To be honest, we only got a view of the exterior of the building while on our boat tour (which is quite a sight in itself).
But if you want to explore the interior and the grounds, then you can do so between 9 am and 7 pm from Wednesday to Friday, and between 12 pm and 7 pm on weekends and public holidays.
Parque de La Costa
We floated past the amusement park and stared on in wonder. The park has quite an impressive set-up and adds quite significantly to the unique atmosphere of Tigre Delta.
With several rides, a Ferris Wheel and amazing views of the waterfront, the amusement park promises to be a great day out for the family. It’s open every day of the week – except for Wednesdays – from 11 am to 7:30 pm.
Daily admission costs $1480 ARS ($24 USD).
Dine Along the Waterfront
While the water may not be as blue and beautiful as Gili Trawangan in Indonesia, the waterway is very picturesque. In addition, the roadside that runs parallel is very charming, leafy and – I’d go as far as saying – surreal.
There are several restaurants and cafés scattered along the waterfront which promote tasty local food and an incredible view. We shared a meal at TBC Resto y Café and while the food was pretty average, the atmosphere (and beer) was great!
If you’re spending the day in Tigre, then you’ll no doubt need a meal at some point. Choosing a spot along the waterfront is definitely a great option.
Walk Around the City
There’s a lot of culture and heritage in Tigre Delta. It’s known for its unique vibe and the reason for this becomes apparent upon arrival.

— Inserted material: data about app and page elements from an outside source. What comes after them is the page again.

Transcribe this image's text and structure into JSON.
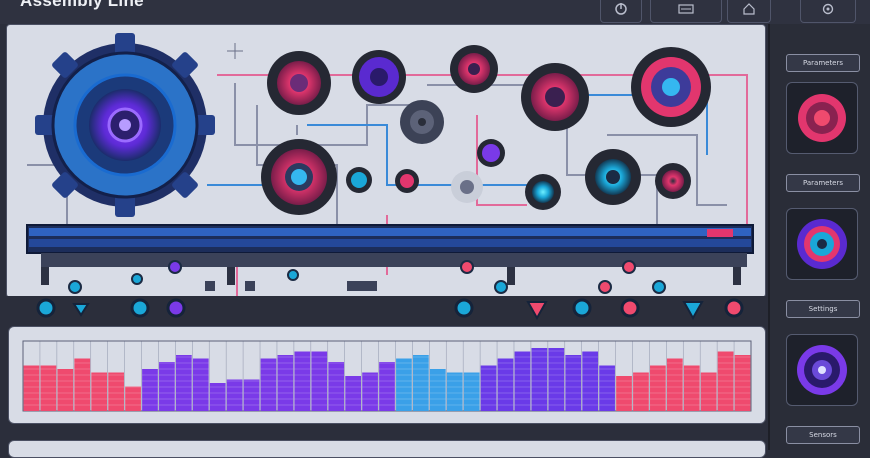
{
  "app": {
    "title": "Assembly Line"
  },
  "colors": {
    "accent_blue": "#3aa0e8",
    "accent_purple": "#7a3ae8",
    "accent_pink": "#ef4a6e",
    "background": "#2b2e3b",
    "panel": "#d8dce6"
  },
  "toolbar": {
    "icons": [
      "power-icon",
      "document-icon",
      "home-icon",
      "settings-icon"
    ]
  },
  "right_panel": {
    "labels": [
      "Parameters",
      "Parameters",
      "Settings",
      "Sensors"
    ]
  },
  "equalizer": {
    "levels": [
      0.65,
      0.65,
      0.6,
      0.75,
      0.55,
      0.55,
      0.35,
      0.6,
      0.7,
      0.8,
      0.75,
      0.4,
      0.45,
      0.45,
      0.75,
      0.8,
      0.85,
      0.85,
      0.7,
      0.5,
      0.55,
      0.7,
      0.75,
      0.8,
      0.6,
      0.55,
      0.55,
      0.65,
      0.75,
      0.85,
      0.9,
      0.9,
      0.8,
      0.85,
      0.65,
      0.5,
      0.55,
      0.65,
      0.75,
      0.65,
      0.55,
      0.85,
      0.8
    ]
  }
}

If you have the time, walk around the city and appreciate the old buildings, museums, and events that are happening all around.
Some key attractions to pop into if you get the chance are:
- Museo Naval de la Nación
- Boulevard de Tigre
- Museo de la Reconquista
- Delta Terra Natural Reserve
Note: We had the Museo de Mate on our hit list and were super excited to learn about the popular drink that Argentineans are so obsessed with. However, when we arrived it looked very locked up and abandoned.
Final Thoughts on Delta Tigre
We dedicated a full day to exploring Tigre and only managed to scratch the surface. While we did the tour DIY-style, we feel that we could have learned a lot more about the history and heritage of the area with a guide.
Luckily, Google came to our aid and filled in some of the gaps and contributed to a fantastic day. If you’re spending any time in Buenos Aires, we’d highly recommend making the trip to Tigre. It really is a one-of-a-kind city that promises some very unique experiences.